I once saw a video of a table read from NBC’s Scrubs on their video blog. The show runner, Bill Lawrence, read the directions and the cast read their lines. He read something like “We see J.D. running up to Elliot…” or “We cut to The Janitor…”.
Is this good writing style or does he read the directions like this on the fly? Do you think that what’s really written on the pages is more like “J.D. runs to Elliot…” or “Cut to The Janitor…” without the “we”? Or are scripts always written this way?
P.S.: Good luck with the strike! We’re all behind you!!
I feel like I’ve answered a similar question before, but I welcome the chance to have a post that’s not about the strike.
Using “we” in scene description is perfectly valid, and is (in my completely unscientific guessing) a growing trend. My hunch is that Scrubs scripts are probably written very much like how Bill Lawrence read it, particularly given the show’s use of quick sight gags.
Screenplays can be written from a completely neutral third-person perspective (“the car SLAMS around the corner, tires SQUEALING”) or a first-person plural “reader as audience” perspective (“we SLIDE ALONG the steel skin of the 747, watching as rivets POP one after the other”).
“We” and “our” and “us” bothers some readers, who rightly point out that anything you describe using these terms could be adequately described without them. But I find it a handy way to avoid referring to the camera. It keeps the reader in story-mode, rather than thinking about the script as a technical shooting document.

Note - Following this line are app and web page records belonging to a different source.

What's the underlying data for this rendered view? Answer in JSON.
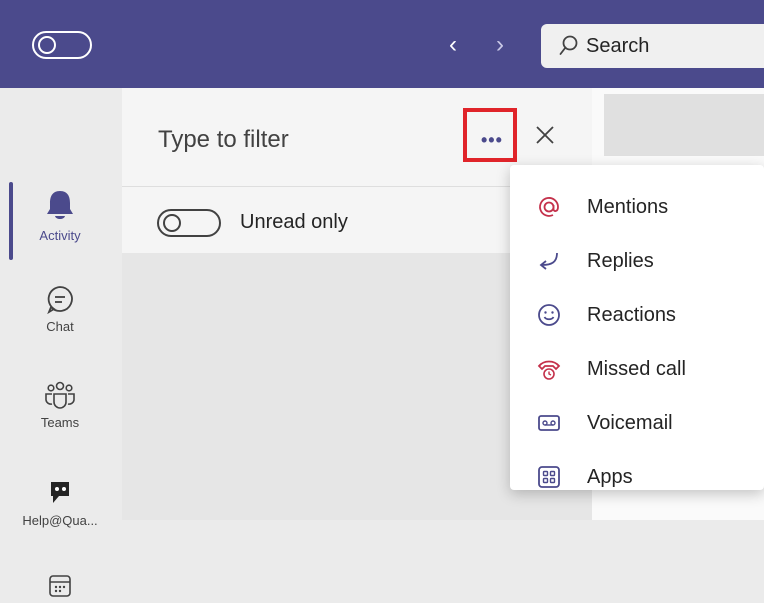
{
  "topbar": {
    "search_placeholder": "Search",
    "back_glyph": "‹",
    "forward_glyph": "›"
  },
  "rail": {
    "items": [
      {
        "label": "Activity",
        "icon": "bell-icon"
      },
      {
        "label": "Chat",
        "icon": "chat-icon"
      },
      {
        "label": "Teams",
        "icon": "teams-icon"
      },
      {
        "label": "Help@Qua...",
        "icon": "help-bot-icon"
      },
      {
        "label": "",
        "icon": "calendar-icon"
      }
    ]
  },
  "filter": {
    "title": "Type to filter",
    "more_glyph": "•••",
    "unread_label": "Unread only"
  },
  "menu": {
    "items": [
      {
        "label": "Mentions",
        "icon": "mention-icon"
      },
      {
        "label": "Replies",
        "icon": "reply-icon"
      },
      {
        "label": "Reactions",
        "icon": "smiley-icon"
      },
      {
        "label": "Missed call",
        "icon": "missed-call-icon"
      },
      {
        "label": "Voicemail",
        "icon": "voicemail-icon"
      },
      {
        "label": "Apps",
        "icon": "apps-icon"
      }
    ]
  },
  "colors": {
    "brand": "#4b4a8c",
    "highlight_box": "#e0242a",
    "missed_call": "#c4314b"
  }
}
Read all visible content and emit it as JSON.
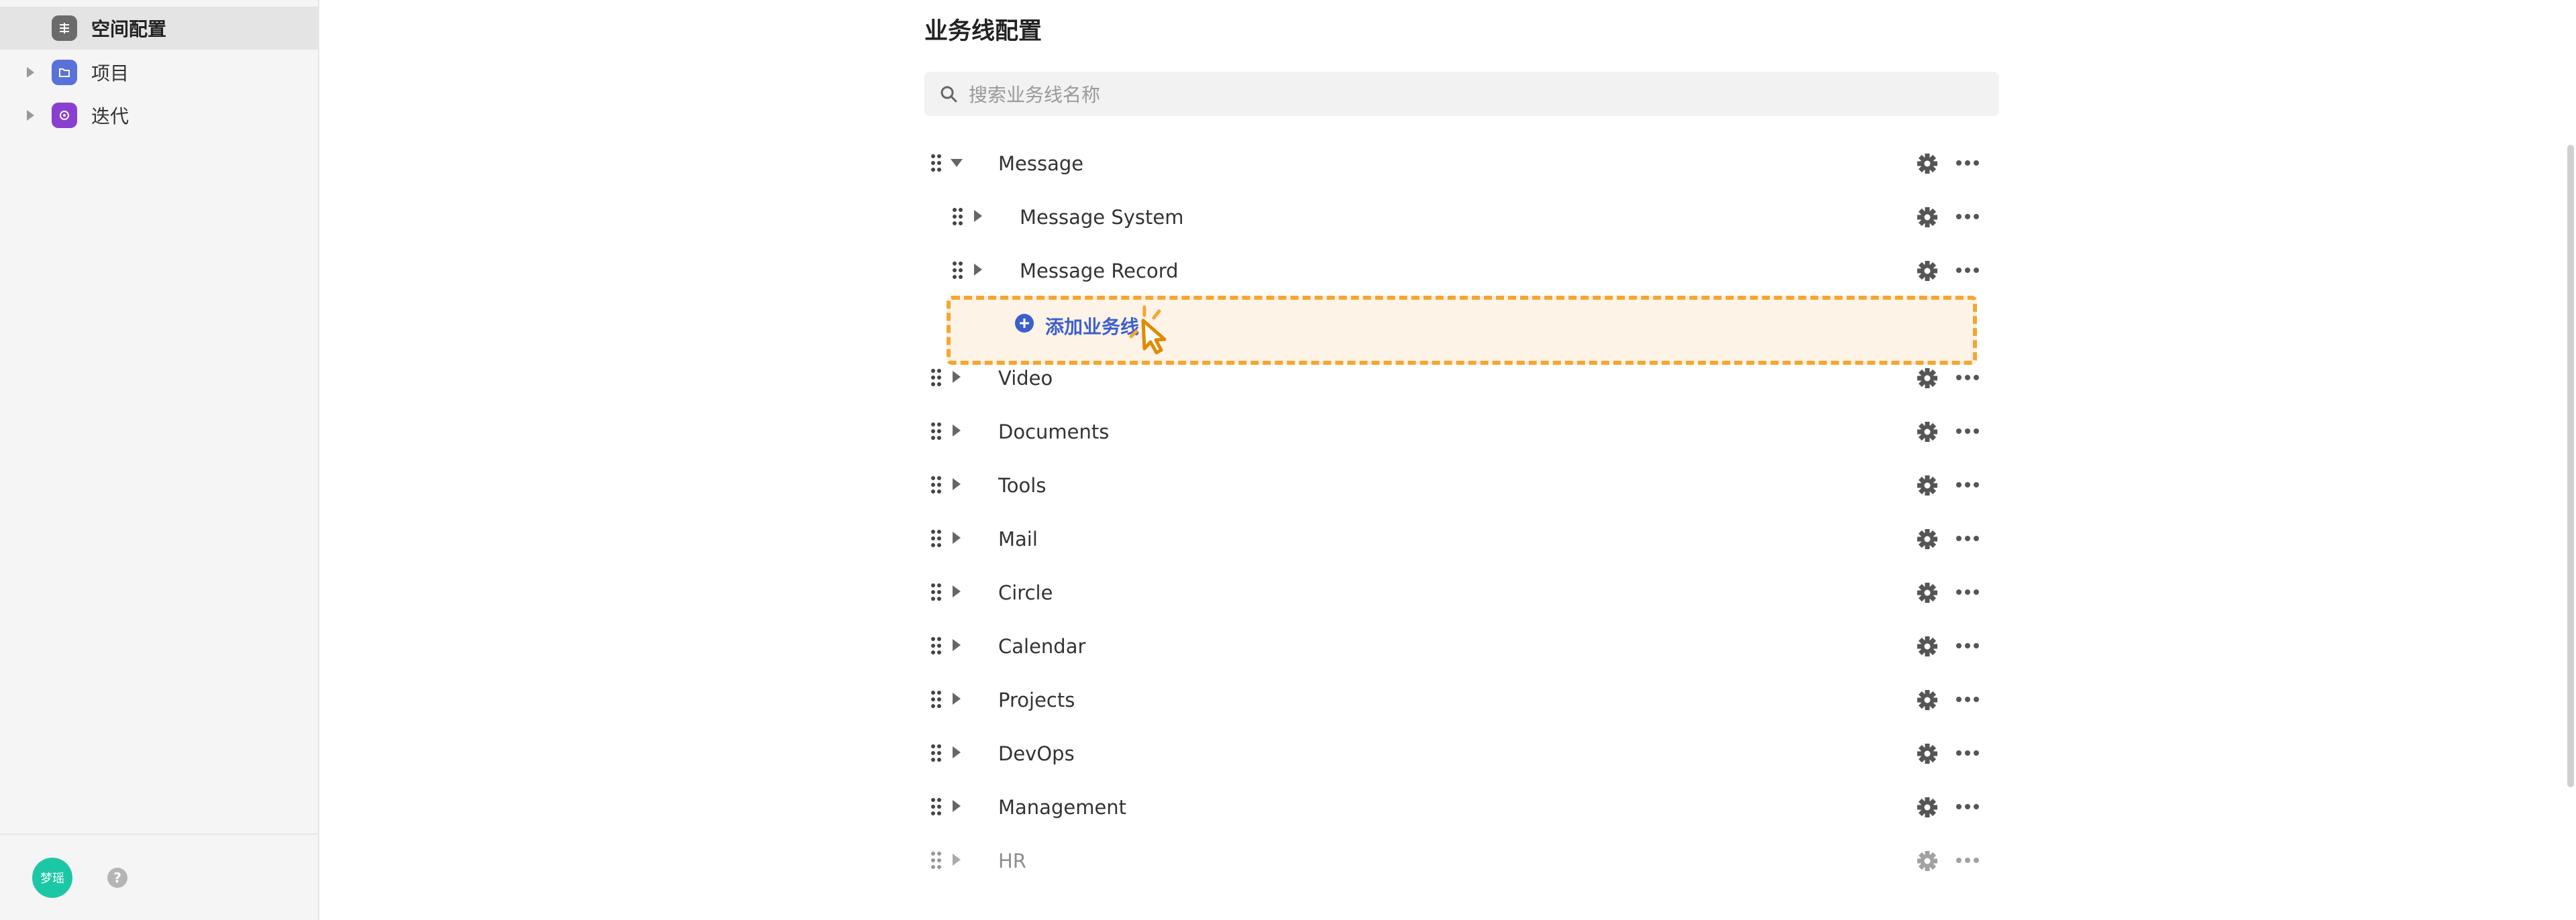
{
  "sidebar": {
    "items": [
      {
        "label": "空间配置",
        "icon": "grid-icon",
        "active": true
      },
      {
        "label": "项目",
        "icon": "folder-icon",
        "active": false
      },
      {
        "label": "迭代",
        "icon": "iteration-icon",
        "active": false
      }
    ],
    "avatar_text": "梦瑶",
    "help_glyph": "?"
  },
  "main": {
    "title": "业务线配置",
    "search": {
      "placeholder": "搜索业务线名称"
    },
    "add_label": "添加业务线",
    "rows": [
      {
        "label": "Message",
        "level": 0,
        "expanded": true
      },
      {
        "label": "Message System",
        "level": 1,
        "expanded": false
      },
      {
        "label": "Message Record",
        "level": 1,
        "expanded": false
      },
      {
        "label": "Video",
        "level": 0,
        "expanded": false
      },
      {
        "label": "Documents",
        "level": 0,
        "expanded": false
      },
      {
        "label": "Tools",
        "level": 0,
        "expanded": false
      },
      {
        "label": "Mail",
        "level": 0,
        "expanded": false
      },
      {
        "label": "Circle",
        "level": 0,
        "expanded": false
      },
      {
        "label": "Calendar",
        "level": 0,
        "expanded": false
      },
      {
        "label": "Projects",
        "level": 0,
        "expanded": false
      },
      {
        "label": "DevOps",
        "level": 0,
        "expanded": false
      },
      {
        "label": "Management",
        "level": 0,
        "expanded": false
      },
      {
        "label": "HR",
        "level": 0,
        "expanded": false
      }
    ]
  },
  "colors": {
    "accent": "#3b5fcf",
    "highlight_border": "#f5a630",
    "highlight_fill": "#fdf3e6",
    "avatar": "#1cc7a6"
  }
}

So use “we” if you want to. But there’s no reason to overuse it. Always spend the 10 seconds to ask yourself if you need the “we see” or “we hear.” If it reads as well without it, drop it.